Kosmos 27 (Russian: Космос 27 meaning Cosmos 27), also known as Zond 3MV-1 No.3 was a space mission intended as a Venus flyby. The spacecraft was launched by a Molniya-M carrier rocket, however an upper stage malfunction resulted in the spacecraft failing to leave low Earth orbit.
Beginning in 1962, the name Kosmos was given to Soviet spacecraft which remained in Earth orbit, regardless of whether that was their intended final destination. The designation of this mission as an intended planetary probe is based on evidence from Soviet and non-Soviet sources and historical documents. Typically Soviet planetary missions were initially put into an Earth parking orbit as a launch platform with a rocket engine and attached probe. The probes were then launched toward their targets with an engine burn with a duration of roughly 4 minutes. If the engine misfired or the burn was not completed, the probes would be left in Earth orbit and given a Kosmos designation.

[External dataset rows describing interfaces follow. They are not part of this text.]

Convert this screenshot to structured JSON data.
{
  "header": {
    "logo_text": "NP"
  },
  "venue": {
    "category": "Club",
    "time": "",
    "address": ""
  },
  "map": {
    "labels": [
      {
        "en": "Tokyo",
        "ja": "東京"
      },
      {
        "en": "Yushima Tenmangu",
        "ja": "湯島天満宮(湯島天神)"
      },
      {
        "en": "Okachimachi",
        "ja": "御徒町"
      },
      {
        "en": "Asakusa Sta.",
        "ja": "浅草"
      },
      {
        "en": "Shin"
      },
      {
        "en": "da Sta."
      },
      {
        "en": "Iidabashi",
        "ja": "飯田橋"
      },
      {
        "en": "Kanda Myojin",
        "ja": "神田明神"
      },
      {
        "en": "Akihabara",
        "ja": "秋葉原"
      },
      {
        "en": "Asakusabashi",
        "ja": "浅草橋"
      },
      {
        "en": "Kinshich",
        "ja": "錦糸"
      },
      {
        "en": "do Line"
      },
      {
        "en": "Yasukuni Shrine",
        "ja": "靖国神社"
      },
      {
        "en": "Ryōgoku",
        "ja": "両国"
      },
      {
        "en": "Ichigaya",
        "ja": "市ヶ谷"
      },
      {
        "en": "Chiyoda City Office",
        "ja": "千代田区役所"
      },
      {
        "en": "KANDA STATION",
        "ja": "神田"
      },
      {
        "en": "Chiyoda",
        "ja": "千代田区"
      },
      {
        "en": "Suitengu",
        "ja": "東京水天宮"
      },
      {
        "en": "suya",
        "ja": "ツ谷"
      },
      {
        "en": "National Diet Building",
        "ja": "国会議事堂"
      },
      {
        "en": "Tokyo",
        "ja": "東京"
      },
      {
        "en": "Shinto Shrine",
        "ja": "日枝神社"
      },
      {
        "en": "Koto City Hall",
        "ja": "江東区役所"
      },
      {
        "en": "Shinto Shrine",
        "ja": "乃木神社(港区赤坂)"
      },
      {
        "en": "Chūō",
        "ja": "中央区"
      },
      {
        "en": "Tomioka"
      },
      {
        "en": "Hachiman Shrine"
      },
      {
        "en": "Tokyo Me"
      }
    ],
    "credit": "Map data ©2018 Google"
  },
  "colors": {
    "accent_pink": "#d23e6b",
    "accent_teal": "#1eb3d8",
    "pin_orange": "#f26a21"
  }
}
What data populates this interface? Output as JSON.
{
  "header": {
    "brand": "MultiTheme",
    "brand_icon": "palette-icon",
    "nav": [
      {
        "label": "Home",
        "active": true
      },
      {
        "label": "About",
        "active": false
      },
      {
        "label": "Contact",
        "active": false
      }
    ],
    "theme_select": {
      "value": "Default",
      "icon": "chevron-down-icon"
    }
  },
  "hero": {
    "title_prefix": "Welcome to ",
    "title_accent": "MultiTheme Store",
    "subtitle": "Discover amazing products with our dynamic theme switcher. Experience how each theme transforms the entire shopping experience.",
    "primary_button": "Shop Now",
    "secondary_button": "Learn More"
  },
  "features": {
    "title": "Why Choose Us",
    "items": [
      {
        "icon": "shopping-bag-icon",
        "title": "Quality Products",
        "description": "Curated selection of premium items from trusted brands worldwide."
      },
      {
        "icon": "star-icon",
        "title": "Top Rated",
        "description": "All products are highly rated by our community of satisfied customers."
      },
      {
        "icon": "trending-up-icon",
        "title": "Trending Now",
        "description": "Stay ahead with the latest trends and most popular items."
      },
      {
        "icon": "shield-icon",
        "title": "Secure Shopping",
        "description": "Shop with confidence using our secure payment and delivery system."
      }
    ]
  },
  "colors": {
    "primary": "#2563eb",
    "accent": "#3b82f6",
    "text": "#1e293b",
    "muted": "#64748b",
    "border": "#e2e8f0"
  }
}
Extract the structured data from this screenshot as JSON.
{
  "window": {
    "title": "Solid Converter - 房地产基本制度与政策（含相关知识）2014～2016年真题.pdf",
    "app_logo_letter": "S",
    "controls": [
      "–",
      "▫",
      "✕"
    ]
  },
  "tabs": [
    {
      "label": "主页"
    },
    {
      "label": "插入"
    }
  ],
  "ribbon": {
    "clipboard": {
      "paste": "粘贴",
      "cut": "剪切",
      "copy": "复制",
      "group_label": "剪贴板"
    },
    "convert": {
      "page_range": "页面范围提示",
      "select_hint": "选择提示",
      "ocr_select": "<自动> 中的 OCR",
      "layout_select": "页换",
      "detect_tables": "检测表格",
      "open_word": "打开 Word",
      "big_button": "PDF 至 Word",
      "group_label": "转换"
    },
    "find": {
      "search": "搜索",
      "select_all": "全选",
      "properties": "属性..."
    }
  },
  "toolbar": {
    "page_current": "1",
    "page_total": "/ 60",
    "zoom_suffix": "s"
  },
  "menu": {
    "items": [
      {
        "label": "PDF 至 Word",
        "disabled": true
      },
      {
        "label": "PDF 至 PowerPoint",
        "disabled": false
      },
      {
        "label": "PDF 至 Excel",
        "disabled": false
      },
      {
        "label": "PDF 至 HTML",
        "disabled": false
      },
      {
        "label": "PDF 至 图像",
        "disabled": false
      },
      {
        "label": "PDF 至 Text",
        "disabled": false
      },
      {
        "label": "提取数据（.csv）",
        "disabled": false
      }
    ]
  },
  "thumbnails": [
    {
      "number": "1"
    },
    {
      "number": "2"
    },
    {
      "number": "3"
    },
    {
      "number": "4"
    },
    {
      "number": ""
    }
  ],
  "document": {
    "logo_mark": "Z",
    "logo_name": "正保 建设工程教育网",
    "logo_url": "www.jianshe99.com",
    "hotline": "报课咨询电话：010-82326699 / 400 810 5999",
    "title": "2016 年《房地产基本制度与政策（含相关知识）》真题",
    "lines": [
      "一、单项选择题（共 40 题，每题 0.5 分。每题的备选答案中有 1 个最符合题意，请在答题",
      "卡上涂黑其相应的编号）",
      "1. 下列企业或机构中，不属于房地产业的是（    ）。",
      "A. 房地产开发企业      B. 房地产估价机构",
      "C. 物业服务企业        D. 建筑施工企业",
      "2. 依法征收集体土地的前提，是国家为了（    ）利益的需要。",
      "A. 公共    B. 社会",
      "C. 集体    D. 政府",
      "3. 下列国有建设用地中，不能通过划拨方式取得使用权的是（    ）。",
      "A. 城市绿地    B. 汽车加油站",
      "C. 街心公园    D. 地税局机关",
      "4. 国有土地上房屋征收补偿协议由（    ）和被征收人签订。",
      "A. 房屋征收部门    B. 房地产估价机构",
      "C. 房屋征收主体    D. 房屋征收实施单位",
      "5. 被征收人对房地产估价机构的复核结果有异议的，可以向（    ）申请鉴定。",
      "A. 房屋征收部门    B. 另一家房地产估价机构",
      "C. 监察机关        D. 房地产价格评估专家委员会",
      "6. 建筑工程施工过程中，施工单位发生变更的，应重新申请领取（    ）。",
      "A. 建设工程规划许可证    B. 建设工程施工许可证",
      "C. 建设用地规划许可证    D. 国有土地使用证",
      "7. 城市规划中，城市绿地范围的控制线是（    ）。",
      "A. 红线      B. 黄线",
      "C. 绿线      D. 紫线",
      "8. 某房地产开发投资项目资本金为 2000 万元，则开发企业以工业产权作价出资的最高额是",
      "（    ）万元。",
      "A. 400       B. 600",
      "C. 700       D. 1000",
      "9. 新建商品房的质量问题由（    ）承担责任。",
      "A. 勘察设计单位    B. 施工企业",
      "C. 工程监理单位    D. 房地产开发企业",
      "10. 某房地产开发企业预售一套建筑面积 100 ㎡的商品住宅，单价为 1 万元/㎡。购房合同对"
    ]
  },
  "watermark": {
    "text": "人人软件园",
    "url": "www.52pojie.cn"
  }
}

Payloads are separated by bullets ( · ), launches by pipes ( | ). Manned flights are indicated in bold text. Uncatalogued launch failures are listed in italics. Payloads deployed from other spacecraft are denoted in brackets.